■ TASK INSTRUCTIONS:
Omit the pictures and copy the entries exactly.

[Collected data]

################

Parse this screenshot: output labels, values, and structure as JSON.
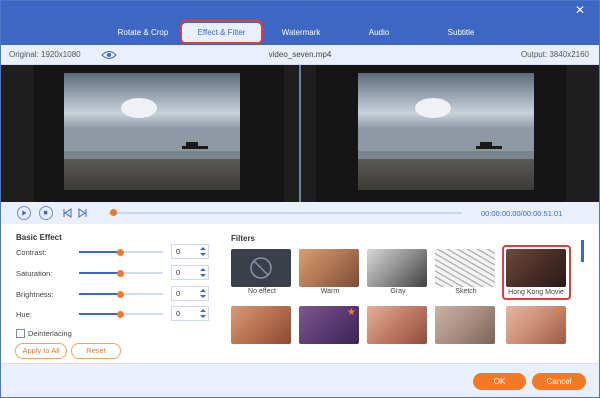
{
  "tabs": [
    {
      "label": "Rotate & Crop",
      "active": false
    },
    {
      "label": "Effect & Filter",
      "active": true
    },
    {
      "label": "Watermark",
      "active": false
    },
    {
      "label": "Audio",
      "active": false
    },
    {
      "label": "Subtitle",
      "active": false
    }
  ],
  "icons": {
    "close": "close-icon",
    "eye": "eye-icon",
    "play": "play-icon",
    "stop": "stop-icon",
    "prev": "previous-frame-icon",
    "next": "next-frame-icon",
    "no_effect": "no-effect-icon"
  },
  "info": {
    "original": "Original: 1920x1080",
    "filename": "video_seven.mp4",
    "output": "Output: 3840x2160"
  },
  "playback": {
    "timecode": "00:00:00.00/00:00:51.01",
    "progress": 0.0
  },
  "basic_effect": {
    "title": "Basic Effect",
    "sliders": [
      {
        "label": "Contrast:",
        "value": "0",
        "level": 0.5
      },
      {
        "label": "Saturation:",
        "value": "0",
        "level": 0.5
      },
      {
        "label": "Brightness:",
        "value": "0",
        "level": 0.5
      },
      {
        "label": "Hue:",
        "value": "0",
        "level": 0.5
      }
    ],
    "deinterlacing_label": "Deinterlacing",
    "deinterlacing_checked": false,
    "apply_all_label": "Apply to All",
    "reset_label": "Reset"
  },
  "filters": {
    "title": "Filters",
    "row1": [
      {
        "label": "No effect"
      },
      {
        "label": "Warm"
      },
      {
        "label": "Gray"
      },
      {
        "label": "Sketch"
      },
      {
        "label": "Hong Kong Movie"
      }
    ],
    "selected": "Hong Kong Movie"
  },
  "footer": {
    "ok_label": "OK",
    "cancel_label": "Cancel"
  },
  "colors": {
    "accent": "#3e67c4",
    "orange": "#f07a27",
    "highlight": "#e23b3b"
  }
}
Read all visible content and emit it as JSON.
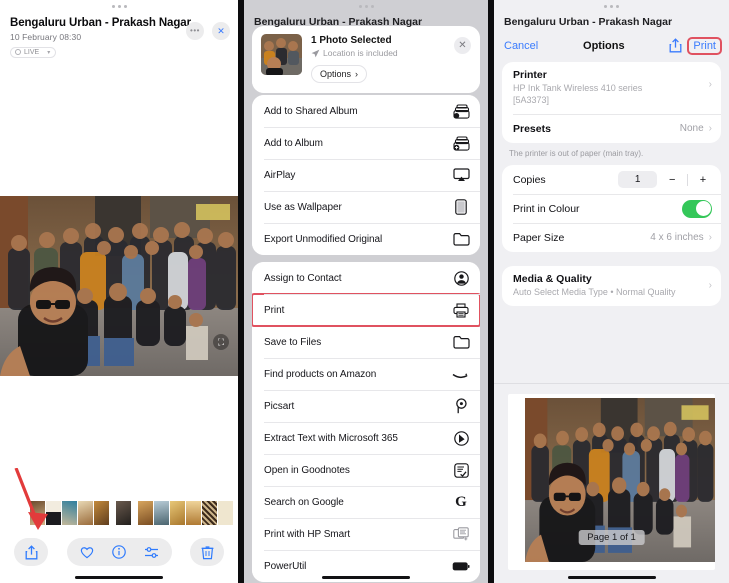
{
  "left_panel": {
    "name": "photos-detail-screen",
    "title": "Bengaluru Urban - Prakash Nagar",
    "datetime": "10 February  08:30",
    "live_badge": "LIVE",
    "more_button": "•••",
    "close_button": "✕",
    "toolbar": {
      "share": "share-icon",
      "favorite": "heart-icon",
      "info": "info-icon",
      "adjust": "adjust-icon",
      "delete": "trash-icon"
    },
    "live_photo_icon": "live-photo-icon"
  },
  "middle_panel": {
    "name": "share-sheet-screen",
    "background_title": "Bengaluru Urban - Prakash Nagar",
    "preview": {
      "title": "1 Photo Selected",
      "subtitle": "Location is included",
      "location_icon": "location-arrow-icon",
      "options_label": "Options",
      "options_chevron": "›",
      "close_button": "✕"
    },
    "group1": [
      {
        "label": "Add to Shared Album",
        "icon": "shared-album-icon"
      },
      {
        "label": "Add to Album",
        "icon": "add-album-icon"
      },
      {
        "label": "AirPlay",
        "icon": "airplay-icon"
      },
      {
        "label": "Use as Wallpaper",
        "icon": "wallpaper-icon"
      },
      {
        "label": "Export Unmodified Original",
        "icon": "folder-icon"
      }
    ],
    "group2": [
      {
        "label": "Assign to Contact",
        "icon": "contact-icon",
        "highlighted": false
      },
      {
        "label": "Print",
        "icon": "printer-icon",
        "highlighted": true
      },
      {
        "label": "Save to Files",
        "icon": "folder-icon",
        "highlighted": false
      },
      {
        "label": "Find products on Amazon",
        "icon": "amazon-icon",
        "highlighted": false
      },
      {
        "label": "Picsart",
        "icon": "picsart-icon",
        "highlighted": false
      },
      {
        "label": "Extract Text with Microsoft 365",
        "icon": "microsoft365-icon",
        "highlighted": false
      },
      {
        "label": "Open in Goodnotes",
        "icon": "goodnotes-icon",
        "highlighted": false
      },
      {
        "label": "Search on Google",
        "icon": "google-icon",
        "highlighted": false
      },
      {
        "label": "Print with HP Smart",
        "icon": "hp-smart-icon",
        "highlighted": false
      },
      {
        "label": "PowerUtil",
        "icon": "battery-icon",
        "highlighted": false
      }
    ],
    "highlight_color": "#e05260"
  },
  "right_panel": {
    "name": "printer-options-screen",
    "background_title": "Bengaluru Urban - Prakash Nagar",
    "nav": {
      "cancel": "Cancel",
      "title": "Options",
      "share_icon": "share-icon",
      "print": "Print"
    },
    "printer": {
      "label": "Printer",
      "value": "HP Ink Tank Wireless 410 series [5A3373]",
      "chevron": "›"
    },
    "presets": {
      "label": "Presets",
      "value": "None",
      "chevron": "›"
    },
    "status_note": "The printer is out of paper (main tray).",
    "copies": {
      "label": "Copies",
      "value": "1",
      "minus": "−",
      "plus": "+"
    },
    "print_in_colour": {
      "label": "Print in Colour",
      "state": "on",
      "on_color": "#34c759"
    },
    "paper_size": {
      "label": "Paper Size",
      "value": "4 x 6 inches",
      "chevron": "›"
    },
    "media_quality": {
      "label": "Media & Quality",
      "value": "Auto Select Media Type • Normal Quality",
      "chevron": "›"
    },
    "page_indicator": "Page 1 of 1",
    "accent_color": "#3a7bfd",
    "highlight_color": "#e05260"
  }
}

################

■ RESULT:
Parse this screenshot: output labels, values, and structure as JSON.
{
  "tabs": [
    {
      "label": "Rotate & Crop",
      "active": false
    },
    {
      "label": "Effect & Filter",
      "active": true
    },
    {
      "label": "Watermark",
      "active": false
    },
    {
      "label": "Audio",
      "active": false
    },
    {
      "label": "Subtitle",
      "active": false
    }
  ],
  "icons": {
    "close": "close-icon",
    "eye": "eye-icon",
    "play": "play-icon",
    "stop": "stop-icon",
    "prev": "previous-frame-icon",
    "next": "next-frame-icon",
    "no_effect": "no-effect-icon"
  },
  "info": {
    "original": "Original: 1920x1080",
    "filename": "video_seven.mp4",
    "output": "Output: 3840x2160"
  },
  "playback": {
    "timecode": "00:00:00.00/00:00:51.01",
    "progress": 0.0
  },
  "basic_effect": {
    "title": "Basic Effect",
    "sliders": [
      {
        "label": "Contrast:",
        "value": "0",
        "level": 0.5
      },
      {
        "label": "Saturation:",
        "value": "0",
        "level": 0.5
      },
      {
        "label": "Brightness:",
        "value": "0",
        "level": 0.5
      },
      {
        "label": "Hue:",
        "value": "0",
        "level": 0.5
      }
    ],
    "deinterlacing_label": "Deinterlacing",
    "deinterlacing_checked": false,
    "apply_all_label": "Apply to All",
    "reset_label": "Reset"
  },
  "filters": {
    "title": "Filters",
    "row1": [
      {
        "label": "No effect"
      },
      {
        "label": "Warm"
      },
      {
        "label": "Gray"
      },
      {
        "label": "Sketch"
      },
      {
        "label": "Hong Kong Movie"
      }
    ],
    "selected": "Hong Kong Movie"
  },
  "footer": {
    "ok_label": "OK",
    "cancel_label": "Cancel"
  },
  "colors": {
    "accent": "#3e67c4",
    "orange": "#f07a27",
    "highlight": "#e23b3b"
  }
}
Read all visible content and emit it as JSON.
{
  "left_panel": {
    "name": "photos-detail-screen",
    "title": "Bengaluru Urban - Prakash Nagar",
    "datetime": "10 February  08:30",
    "live_badge": "LIVE",
    "more_button": "•••",
    "close_button": "✕",
    "toolbar": {
      "share": "share-icon",
      "favorite": "heart-icon",
      "info": "info-icon",
      "adjust": "adjust-icon",
      "delete": "trash-icon"
    },
    "live_photo_icon": "live-photo-icon"
  },
  "middle_panel": {
    "name": "share-sheet-screen",
    "background_title": "Bengaluru Urban - Prakash Nagar",
    "preview": {
      "title": "1 Photo Selected",
      "subtitle": "Location is included",
      "location_icon": "location-arrow-icon",
      "options_label": "Options",
      "options_chevron": "›",
      "close_button": "✕"
    },
    "group1": [
      {
        "label": "Add to Shared Album",
        "icon": "shared-album-icon"
      },
      {
        "label": "Add to Album",
        "icon": "add-album-icon"
      },
      {
        "label": "AirPlay",
        "icon": "airplay-icon"
      },
      {
        "label": "Use as Wallpaper",
        "icon": "wallpaper-icon"
      },
      {
        "label": "Export Unmodified Original",
        "icon": "folder-icon"
      }
    ],
    "group2": [
      {
        "label": "Assign to Contact",
        "icon": "contact-icon",
        "highlighted": false
      },
      {
        "label": "Print",
        "icon": "printer-icon",
        "highlighted": true
      },
      {
        "label": "Save to Files",
        "icon": "folder-icon",
        "highlighted": false
      },
      {
        "label": "Find products on Amazon",
        "icon": "amazon-icon",
        "highlighted": false
      },
      {
        "label": "Picsart",
        "icon": "picsart-icon",
        "highlighted": false
      },
      {
        "label": "Extract Text with Microsoft 365",
        "icon": "microsoft365-icon",
        "highlighted": false
      },
      {
        "label": "Open in Goodnotes",
        "icon": "goodnotes-icon",
        "highlighted": false
      },
      {
        "label": "Search on Google",
        "icon": "google-icon",
        "highlighted": false
      },
      {
        "label": "Print with HP Smart",
        "icon": "hp-smart-icon",
        "highlighted": false
      },
      {
        "label": "PowerUtil",
        "icon": "battery-icon",
        "highlighted": false
      }
    ],
    "highlight_color": "#e05260"
  },
  "right_panel": {
    "name": "printer-options-screen",
    "background_title": "Bengaluru Urban - Prakash Nagar",
    "nav": {
      "cancel": "Cancel",
      "title": "Options",
      "share_icon": "share-icon",
      "print": "Print"
    },
    "printer": {
      "label": "Printer",
      "value": "HP Ink Tank Wireless 410 series [5A3373]",
      "chevron": "›"
    },
    "presets": {
      "label": "Presets",
      "value": "None",
      "chevron": "›"
    },
    "status_note": "The printer is out of paper (main tray).",
    "copies": {
      "label": "Copies",
      "value": "1",
      "minus": "−",
      "plus": "+"
    },
    "print_in_colour": {
      "label": "Print in Colour",
      "state": "on",
      "on_color": "#34c759"
    },
    "paper_size": {
      "label": "Paper Size",
      "value": "4 x 6 inches",
      "chevron": "›"
    },
    "media_quality": {
      "label": "Media & Quality",
      "value": "Auto Select Media Type • Normal Quality",
      "chevron": "›"
    },
    "page_indicator": "Page 1 of 1",
    "accent_color": "#3a7bfd",
    "highlight_color": "#e05260"
  }
}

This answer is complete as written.